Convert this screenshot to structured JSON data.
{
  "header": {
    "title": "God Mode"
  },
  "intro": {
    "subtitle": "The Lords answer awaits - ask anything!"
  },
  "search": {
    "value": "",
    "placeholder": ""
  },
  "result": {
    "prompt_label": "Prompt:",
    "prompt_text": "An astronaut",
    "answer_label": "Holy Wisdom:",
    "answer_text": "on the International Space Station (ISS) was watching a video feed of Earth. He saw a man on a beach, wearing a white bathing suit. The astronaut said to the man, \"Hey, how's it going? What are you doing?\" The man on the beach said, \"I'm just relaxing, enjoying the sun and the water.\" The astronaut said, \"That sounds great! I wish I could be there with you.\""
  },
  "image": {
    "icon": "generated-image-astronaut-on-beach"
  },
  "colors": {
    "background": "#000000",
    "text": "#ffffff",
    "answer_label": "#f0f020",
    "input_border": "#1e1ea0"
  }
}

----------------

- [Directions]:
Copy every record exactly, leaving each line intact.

- [Exercise output]:
Convert this screenshot to structured JSON data.
{
  "header": {
    "title": "God Mode"
  },
  "intro": {
    "subtitle": "The Lords answer awaits - ask anything!"
  },
  "search": {
    "value": "",
    "placeholder": ""
  },
  "result": {
    "prompt_label": "Prompt:",
    "prompt_text": "An astronaut",
    "answer_label": "Holy Wisdom:",
    "answer_text": "on the International Space Station (ISS) was watching a video feed of Earth. He saw a man on a beach, wearing a white bathing suit. The astronaut said to the man, \"Hey, how's it going? What are you doing?\" The man on the beach said, \"I'm just relaxing, enjoying the sun and the water.\" The astronaut said, \"That sounds great! I wish I could be there with you.\""
  },
  "image": {
    "icon": "generated-image-astronaut-on-beach"
  },
  "colors": {
    "background": "#000000",
    "text": "#ffffff",
    "answer_label": "#f0f020",
    "input_border": "#1e1ea0"
  }
}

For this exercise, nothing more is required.